Vanderbilt's Zac Stacy is a stout running back at 5'9" and 216 pounds.
Zac Stacy won't be the first running back taken off the board in this year's draft, but he shouldn't be the last, either.
Stacy isn't the biggest back (5'9" and 216 pounds) nor is he the fastest (4.55-second 40-yard dash at the combine).
But he is someone who should become a serviceable backup in the pros.
He is a versatile back, who, at various times, demonstrates some open-field speed and power while being able to operate in the Wildcat and throw the occasional pass.
These are some highlights showcasing Stacy's skills.
At this point in the game, Vanderbilt is up 19-15 with just over one minute remaining in the fourth quarter.

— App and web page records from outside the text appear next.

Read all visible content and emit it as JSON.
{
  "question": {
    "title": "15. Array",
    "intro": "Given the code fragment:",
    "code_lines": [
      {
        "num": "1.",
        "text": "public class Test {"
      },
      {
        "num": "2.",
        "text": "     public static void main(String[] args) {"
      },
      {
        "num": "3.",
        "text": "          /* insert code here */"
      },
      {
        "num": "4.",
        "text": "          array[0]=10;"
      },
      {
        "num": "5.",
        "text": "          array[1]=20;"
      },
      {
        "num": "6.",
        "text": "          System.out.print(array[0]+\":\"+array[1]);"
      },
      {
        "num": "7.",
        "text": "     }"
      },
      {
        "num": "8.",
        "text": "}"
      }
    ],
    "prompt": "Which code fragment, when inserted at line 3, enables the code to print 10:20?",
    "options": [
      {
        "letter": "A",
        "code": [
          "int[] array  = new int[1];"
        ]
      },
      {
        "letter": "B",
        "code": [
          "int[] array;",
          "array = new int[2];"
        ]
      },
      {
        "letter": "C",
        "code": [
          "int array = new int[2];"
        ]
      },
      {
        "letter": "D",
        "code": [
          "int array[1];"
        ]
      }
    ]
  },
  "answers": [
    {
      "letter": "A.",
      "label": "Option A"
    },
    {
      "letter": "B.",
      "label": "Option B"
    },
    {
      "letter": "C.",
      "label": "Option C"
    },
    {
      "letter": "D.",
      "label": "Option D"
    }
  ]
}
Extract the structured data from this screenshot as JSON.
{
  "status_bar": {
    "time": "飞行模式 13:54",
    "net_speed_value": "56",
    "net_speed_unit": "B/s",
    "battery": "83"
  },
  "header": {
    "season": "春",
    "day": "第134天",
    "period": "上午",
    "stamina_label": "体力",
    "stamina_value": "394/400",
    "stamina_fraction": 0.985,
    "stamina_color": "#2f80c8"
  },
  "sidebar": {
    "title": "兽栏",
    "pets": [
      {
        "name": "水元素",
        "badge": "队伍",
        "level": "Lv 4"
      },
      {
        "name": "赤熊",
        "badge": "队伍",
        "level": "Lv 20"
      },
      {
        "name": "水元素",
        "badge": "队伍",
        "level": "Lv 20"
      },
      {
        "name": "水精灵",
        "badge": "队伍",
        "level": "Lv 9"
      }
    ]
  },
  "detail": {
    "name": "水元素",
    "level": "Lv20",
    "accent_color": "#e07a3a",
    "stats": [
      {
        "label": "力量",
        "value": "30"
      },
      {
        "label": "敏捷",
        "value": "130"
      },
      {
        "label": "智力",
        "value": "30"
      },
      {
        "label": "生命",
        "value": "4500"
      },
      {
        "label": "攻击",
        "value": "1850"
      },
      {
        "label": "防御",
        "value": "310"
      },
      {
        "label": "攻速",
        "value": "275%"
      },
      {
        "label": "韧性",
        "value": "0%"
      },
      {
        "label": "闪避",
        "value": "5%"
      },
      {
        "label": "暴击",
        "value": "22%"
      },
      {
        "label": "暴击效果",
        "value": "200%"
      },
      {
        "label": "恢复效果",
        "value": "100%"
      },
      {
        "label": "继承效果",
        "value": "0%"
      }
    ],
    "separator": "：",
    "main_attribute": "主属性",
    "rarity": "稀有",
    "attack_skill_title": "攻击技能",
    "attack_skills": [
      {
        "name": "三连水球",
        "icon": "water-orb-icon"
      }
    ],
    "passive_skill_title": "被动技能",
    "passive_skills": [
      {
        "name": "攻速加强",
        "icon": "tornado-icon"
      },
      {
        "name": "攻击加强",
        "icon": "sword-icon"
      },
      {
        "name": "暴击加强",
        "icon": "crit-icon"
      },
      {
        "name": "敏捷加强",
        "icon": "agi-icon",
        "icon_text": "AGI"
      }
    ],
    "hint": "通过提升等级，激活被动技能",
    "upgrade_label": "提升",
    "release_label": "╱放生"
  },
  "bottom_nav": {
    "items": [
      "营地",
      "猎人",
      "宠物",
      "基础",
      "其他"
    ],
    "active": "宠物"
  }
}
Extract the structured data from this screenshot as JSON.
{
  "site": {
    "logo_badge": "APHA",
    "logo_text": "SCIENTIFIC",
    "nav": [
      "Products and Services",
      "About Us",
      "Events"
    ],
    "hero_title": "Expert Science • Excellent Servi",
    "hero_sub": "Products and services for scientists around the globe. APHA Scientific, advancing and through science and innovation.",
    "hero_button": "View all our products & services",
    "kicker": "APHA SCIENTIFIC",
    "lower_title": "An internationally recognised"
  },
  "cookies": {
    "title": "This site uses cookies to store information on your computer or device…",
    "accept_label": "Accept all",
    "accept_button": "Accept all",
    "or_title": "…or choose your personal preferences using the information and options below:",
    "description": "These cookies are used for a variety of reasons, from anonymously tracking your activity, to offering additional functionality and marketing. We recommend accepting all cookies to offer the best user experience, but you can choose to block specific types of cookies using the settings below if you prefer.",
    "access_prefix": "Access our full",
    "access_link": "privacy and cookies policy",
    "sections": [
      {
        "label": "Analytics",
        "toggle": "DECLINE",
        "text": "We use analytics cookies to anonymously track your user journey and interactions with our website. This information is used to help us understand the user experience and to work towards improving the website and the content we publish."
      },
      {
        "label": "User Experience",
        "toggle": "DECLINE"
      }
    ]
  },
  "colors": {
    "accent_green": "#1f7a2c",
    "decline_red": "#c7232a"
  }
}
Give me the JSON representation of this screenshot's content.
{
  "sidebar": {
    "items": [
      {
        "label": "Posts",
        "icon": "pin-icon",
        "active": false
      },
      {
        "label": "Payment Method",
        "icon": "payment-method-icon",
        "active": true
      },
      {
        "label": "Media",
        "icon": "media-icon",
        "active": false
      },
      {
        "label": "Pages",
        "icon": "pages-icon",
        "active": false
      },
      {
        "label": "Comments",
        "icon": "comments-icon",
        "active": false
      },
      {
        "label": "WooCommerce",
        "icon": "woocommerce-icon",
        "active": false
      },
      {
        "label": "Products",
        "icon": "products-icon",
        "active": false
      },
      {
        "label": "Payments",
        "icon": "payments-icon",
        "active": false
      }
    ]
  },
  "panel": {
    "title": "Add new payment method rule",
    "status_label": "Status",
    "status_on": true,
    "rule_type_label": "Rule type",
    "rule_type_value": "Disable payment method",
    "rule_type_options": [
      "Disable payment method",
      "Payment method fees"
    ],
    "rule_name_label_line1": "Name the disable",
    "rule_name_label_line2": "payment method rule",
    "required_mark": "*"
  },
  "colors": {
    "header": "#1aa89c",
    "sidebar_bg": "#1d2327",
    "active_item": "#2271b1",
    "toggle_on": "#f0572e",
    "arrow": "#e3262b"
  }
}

It's 3rd-and-8, and if the Commodores don't pick up the first down, then they're punting the ball back to Missouri and giving the Tigers a small chance to steal the game.
The Commodores opt to give the ball to Zac Stacy on this play, and he takes them home.
Running off the left side, Stacy gets to the edge and bounces off of a defender who tries to provide a heavy blow. Instead, it's Stacy who makes the defender pay.
Had Stacy gone down there, he would have been short of the first down.
In addition to breaking off the tackle, Stacy had the smarts to slide inbounds after picking up the first down to keep the clock running.
The combination of power and intelligence is what makes this a noteworthy play.
With the game out of reach and Vanderbilt up 48-14 in the fourth quarter, Zac Stacy took a simple handoff up the middle 90 yards for a touchdown.
The blocking up front was strong. There was a nice hole for Stacy to run through with one defender missing a tackle on his way to the end zone.
This isn't the type of player Stacy will be in the NFL. He's not a burner (he ran a 4.55 40-yard dash at the combine).
And while he likely would have been run down in the NFL, it was nice to see him show the ability to keep in front of defenders once he is downfield.
This halfback screen to Zac Stacy came on the Commodores' first offensive play of the game and set the tone in Vanderbilt's 41-18 victory.
On this play, Stacy demonstrates the ability to execute a screen play properly. The first step is catching the ball. Being versatile in today's NFL is key for players like Stacy who aren't elite talents.
Secondly, watch the way Stacy uses his blockers.
Around Vanderbilt's 35-yard line, Stacy could have just blown past the offensive lineman in front of him. That would have been the stupid thing to do. Instead, he paced himself and allowed his lineman to pick off a defender before bursting down the field and inside Tennessee's 10-yard line.
He stayed patient and took his shot when it was there. Had he gotten overly aggressive, this would have been a 10-yard gain instead of about a 71-yard gain.
Patience by the running back is key to a properly executed screen, which is what we see here.
As I mentioned previously, being versatile is key for any middle-of-the-pack player in the draft.
Zac Stacy, on this halfback pass, demonstrates his ability to partake in trick plays and to throw a somewhat decent ball.
His pass to quarterback Jordan Rodgers isn't the greatest; it's slightly underthrown, but it was a catch Rodgers should have made (especially considering how wide open he was).
Stacy completed just one of four passes on the season for 25 yards, but by giving a running back multiple opportunities to pass the ball, the coaching staff showed faith in Stacy.
Versatility. Versatility. Versatility.
In this play, Zac Stacy assumes the Wildcat formation.
Now, the Wildcat isn't as popular as it once was, but there are still teams out there implementing it into their playbooks.
The Wildcat isn't an overly difficult formation, but (like anything) it is awkward the first few times you do it.
That isn't a problem for Stacy, who has assumed the position numerous times.
On this play, we get a glimpse of his ability to properly read his linemen from the backfield and take the ball into the end zone for the score.
Zac Stacy isn't the quickest back in the NFL draft, which means he must demonstrate a little more power than most.
On this particular play, that's what we get.
Stacy pushes the pile against the Kentucky Wildcats in this 2011 affair and doesn't stop until he reaches the end zone.
Stacy isn't likely to do this at the NFL, given that he's not the biggest back, but demonstrating the will, desire and enough strength to do this should make scouts feel alright about this guy's chances at the next level.